ANZEA is excited to announce its inaugural virtual ANZEA conference, to be held on

23 – 25 March 2021

 We live and work in an era of uncertainty, which has been emphasised by the unfolding of a global pandemic. In these times facts are heavily debated through ideological lenses and where people have difficulty finding common ground. Some social and political commentators have even coined this the ‘post-truth’ era.  

In this context, we have hope in the role of evaluation to help us come to trusted, credible, and evidence-based conclusions about the quality, importance and value of what is relevant in our society. Our role as evaluators is to increase our society’s capacity, both locally and globally, to make better decisions for people and the planet based on credible evidence.

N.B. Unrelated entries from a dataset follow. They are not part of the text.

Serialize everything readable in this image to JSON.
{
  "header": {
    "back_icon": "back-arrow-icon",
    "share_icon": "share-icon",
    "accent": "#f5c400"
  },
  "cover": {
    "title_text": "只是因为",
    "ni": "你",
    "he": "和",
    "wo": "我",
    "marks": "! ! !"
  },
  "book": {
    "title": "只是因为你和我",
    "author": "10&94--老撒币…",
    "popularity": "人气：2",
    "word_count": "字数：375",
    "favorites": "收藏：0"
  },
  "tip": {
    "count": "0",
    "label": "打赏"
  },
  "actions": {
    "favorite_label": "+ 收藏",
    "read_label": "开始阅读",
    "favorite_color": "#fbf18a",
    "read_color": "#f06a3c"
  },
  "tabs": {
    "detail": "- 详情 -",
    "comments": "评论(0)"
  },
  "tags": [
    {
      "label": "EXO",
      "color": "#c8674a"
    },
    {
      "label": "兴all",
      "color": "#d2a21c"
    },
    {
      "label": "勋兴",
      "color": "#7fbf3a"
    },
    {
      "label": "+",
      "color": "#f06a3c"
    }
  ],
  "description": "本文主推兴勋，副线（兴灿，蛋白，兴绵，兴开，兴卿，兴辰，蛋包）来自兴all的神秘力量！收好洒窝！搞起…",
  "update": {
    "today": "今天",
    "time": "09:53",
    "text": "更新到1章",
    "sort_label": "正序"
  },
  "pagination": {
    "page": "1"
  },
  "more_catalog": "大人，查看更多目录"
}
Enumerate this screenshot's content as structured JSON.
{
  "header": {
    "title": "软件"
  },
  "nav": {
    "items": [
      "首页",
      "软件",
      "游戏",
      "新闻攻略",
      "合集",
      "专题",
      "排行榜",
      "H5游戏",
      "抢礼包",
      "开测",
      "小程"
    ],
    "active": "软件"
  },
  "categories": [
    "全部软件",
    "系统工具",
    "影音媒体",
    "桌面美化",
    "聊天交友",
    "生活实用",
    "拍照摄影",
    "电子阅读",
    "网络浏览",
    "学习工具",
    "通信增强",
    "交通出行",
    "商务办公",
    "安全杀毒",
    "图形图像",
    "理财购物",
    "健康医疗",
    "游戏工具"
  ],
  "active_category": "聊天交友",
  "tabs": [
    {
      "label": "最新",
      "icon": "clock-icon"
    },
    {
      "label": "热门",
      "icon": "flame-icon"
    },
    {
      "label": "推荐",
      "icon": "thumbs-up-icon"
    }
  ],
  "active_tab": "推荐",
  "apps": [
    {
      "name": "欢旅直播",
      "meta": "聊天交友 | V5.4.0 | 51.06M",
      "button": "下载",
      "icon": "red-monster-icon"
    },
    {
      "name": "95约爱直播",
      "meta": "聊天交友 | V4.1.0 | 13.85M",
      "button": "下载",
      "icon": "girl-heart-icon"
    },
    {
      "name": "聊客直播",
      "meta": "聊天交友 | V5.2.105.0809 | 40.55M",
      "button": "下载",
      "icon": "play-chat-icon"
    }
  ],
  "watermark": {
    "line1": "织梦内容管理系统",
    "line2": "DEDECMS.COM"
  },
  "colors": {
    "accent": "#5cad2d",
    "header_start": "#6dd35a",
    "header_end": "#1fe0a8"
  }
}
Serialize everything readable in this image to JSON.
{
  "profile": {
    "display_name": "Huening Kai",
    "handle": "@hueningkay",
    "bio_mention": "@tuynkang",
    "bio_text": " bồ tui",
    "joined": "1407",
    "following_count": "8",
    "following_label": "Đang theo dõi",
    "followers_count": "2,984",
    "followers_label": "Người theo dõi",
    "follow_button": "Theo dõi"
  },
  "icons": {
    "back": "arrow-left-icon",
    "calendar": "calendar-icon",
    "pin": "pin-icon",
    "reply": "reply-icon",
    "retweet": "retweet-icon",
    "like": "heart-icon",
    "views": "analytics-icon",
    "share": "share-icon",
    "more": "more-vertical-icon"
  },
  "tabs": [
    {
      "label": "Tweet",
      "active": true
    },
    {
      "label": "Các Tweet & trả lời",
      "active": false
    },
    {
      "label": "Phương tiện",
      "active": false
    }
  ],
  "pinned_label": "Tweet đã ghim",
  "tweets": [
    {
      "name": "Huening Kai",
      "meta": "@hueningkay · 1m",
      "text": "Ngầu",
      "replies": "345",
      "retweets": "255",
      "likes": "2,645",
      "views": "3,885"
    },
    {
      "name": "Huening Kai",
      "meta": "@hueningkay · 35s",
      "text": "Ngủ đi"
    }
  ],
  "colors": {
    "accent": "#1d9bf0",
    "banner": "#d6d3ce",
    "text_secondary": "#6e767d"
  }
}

The onset of new shocks to Aotearoa from the Covid-19 pandemic provides yet another example of the need for innovation and opportunities for evaluative practice to adapt and build resilience.

The Government’s Budget in 2020 has continued to prioritise the wellbeing of all New Zealanders and the environment as the full  impact from COVID-19 emerges and the country seeks to recover and rebuild. A wellbeing focus responds to New Zealanders who expect government to measure our success in line with their values – fairness, protection of the environment, and strong communities.


Meet our keynotes!

Atawhai Tibble
Of Ngāti Porou, Te Whānau a Apanui, Tuwharetoa, Whanganui, and Raukawa ki te Tonga descent, Atawhai is a strategic policy advisor, with interests spanning the economics of Māori well-being, the valuation of Māori language and culture, the measurement of cultural capital, the behavioural drivers of Māori outcomes, and Māori economic and social policy more generally. Read more…

Glenda H. Eoyang, PhD
Founding executive director of the Human Systems Dynamics Institute, Glenda leads a global community of over
800 scholar practitioners. They work across sectors to build adaptive capacity for individuals, teams, institutions, and communities. Read more…

Robin Lin Miller, PhD
Professor of Psychology at Michigan State University, where she directs the doctoral training program in ecological-community psychology and co-directs the master’s degree and certificate in program evaluation. 
Read more…

Andy Rowe, PhD
Fellow and former President of Canadian Evaluation Society and recipient of the Society’s award for Contribution to Evaluation in Canada and over thirty-five years conducting evaluations in a wide range of natural resource and human settings now focusing on sustainability and climate. Read more…

Seini Taufa, PhD
Research and Evaluation Lead for Moana Research, and the Senior Pacific Advisor for Growing Up in New Zealand.  Dr Taufa was previously based at the University of Auckland where she taught for over ten years within the departments of Social and Community Health and Pacific Health, School of Population Health. Read more…


Our theme

The ANZEA 2021 Conference aims to serve as a catalyst for innovative thinking and dialogue on the role of evaluation and on the transformative impact we can make.

Find out more about our chosen theme, our dual primary focuses, and the strands that are interwoven into these.

Conference tee

Show your support with this epic tee featuring our conference tohu.

This is a limited time offer, orders close 5:00pm Monday 8th March.
Don’t miss out as this is available for one week only! 

Registration

We are delighted to announce that registration to the ANZEA 2021 Virtual Conference is now OPEN!

Read more about our registration options here.


Conference tohu – a note from the designer

My name is Matangireia Mita Ngarua Yates-Francis. I am a proud decedent of bloodlines connecting me to Te Arawa Whānaui (central Bay of Plenty), Te Aitanga ā Māhaki (East coast, Waihīrere) Rongowhakaata (East coast, Manutūke) and Ngāti Maniapoto (King country). 

The design created for ANZEA captures the notions behind wellbeing. They are notions deriving from the whakatauaki “toi tu te whenua, toi tu te tangata”, translating “strength of the land, comes strength of the people”. The design is based in a circle, this highlighting the world we live in, and within the circle are two figures, one being te ira tangata (mankind) above, and below, being all those entities and forces unseen beneath the surface. This depicting a message without land there will be no people, reflecting holistic wellbeing.